How old are red telephone boxes?

The birth of the red telephone box In May 1925, wooden mockups of three kiosks designed by the architects were placed behind the National Gallery in London, and the Royal Fine Art Commission eventually recommended the design of Sir Giles Gilbert Scott.

Does 411 still exist?

Wireless telephone directory Consumers can opt in to listing their name and cellphone number with directory assistance services, such as 411. The information is currently not published in print or online directories.

Are there any phone booths left in NYC?

There are currently only four phone booths left in New York City, according to the New York Times – all of them on the Upper West Side. The last remaining booths can all be found on West End Avenue at 66th Street, 90th Street, 100th Street and 101st Street.

Are collect calls still a thing?

(And to be clear, it still is — collect calls most definitely still exists. They’re typically used by inmates in prisons and there’s a lot of controversy around them; you can read more about that here.) And by “phone companies,” in the United States at the time, that meant AT&T.

What happened to all the phone booths?

In many cities where they were once common, telephone booths have now been almost completely replaced by non-enclosed pay phones. In the United States, this replacement was caused, at least in part, by an attempt to make the pay telephones more accessible to disabled people.

Do phone operators still exist?

Short answer: yes. The job just looks much different than it used to. Today’s telephone operators are specialty agents, working directly in customer service to manage large volumes of phone calls, or in places like hotels or other hospitality facilities that may have their own internal phone systems.

What does * 57 do on a cell phone?

Malicious caller identification, activated by Vertical service code Star codes *57, is an upcharge fee subscription service offered by telephone company providers which, when dialed immediately after a malicious call, records meta-data for police follow-up.

Do payphones still exist 2019?

Payphones still exist and roughly 100,000 of them remain operational in the United States.
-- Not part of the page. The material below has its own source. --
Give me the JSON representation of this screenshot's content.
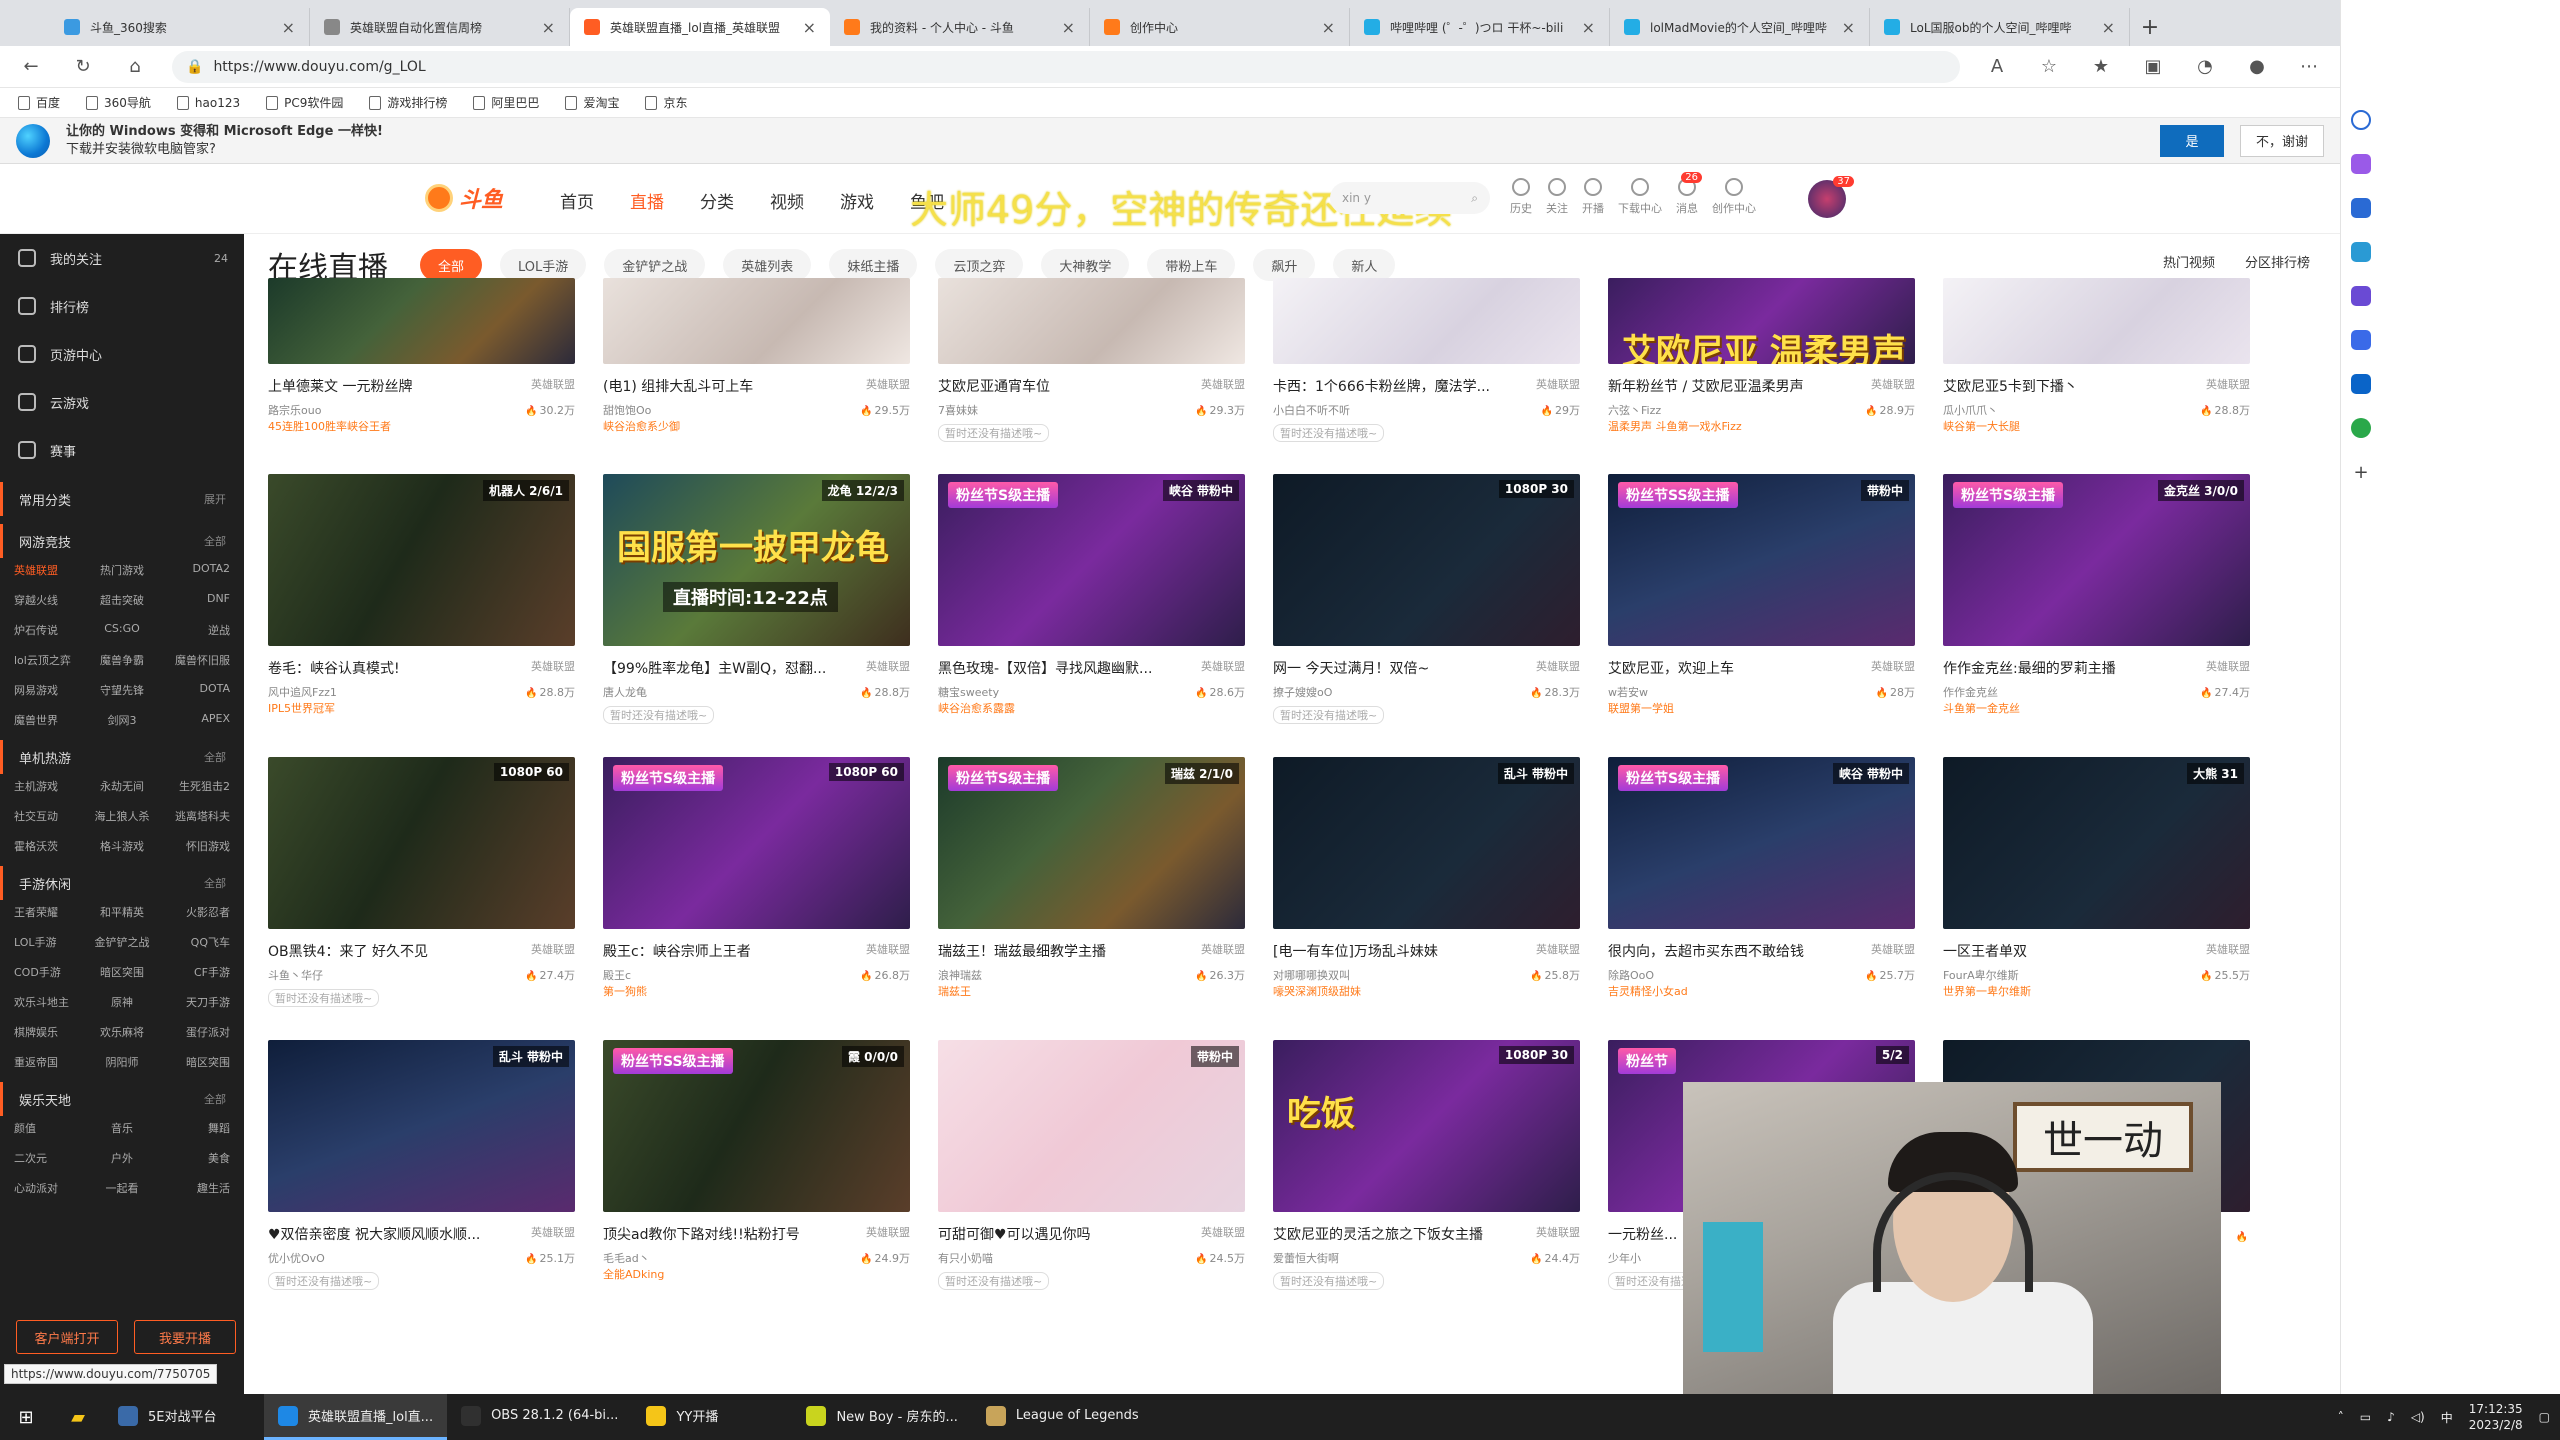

What’s more, people actually use them. … It turns out that even if only three 50¢ calls a day are made, that payphone is still making enough money to be sustainably profitable.

Can you make your phone untraceable?

Go Incognito mode if you want to browse without much of a trace. For even stronger private browsing, there’s a toolset for using Tor on Android. Orbot uses Tor to create a proxy and scramble your Internet traffic.

Does 555 1212 still work?

555-1212 is still used for directory assistance and 555-4334 is reserved for assigned national use. But a set of 100 555 numbers have been officially designated for use in Hollywood, 555-0100 through 555-0199.

Can you still call the Time Lady?

Even in the smartphone age, you can still dial up the time in hours, minutes, seconds. The U.S. Naval Observatory’s time-by-phone line received more than three million calls in 2015. Quick, try this: Dial 202-762-1401. … That’s the number for the time-by-phone service offered by the U.S. Naval Observatory.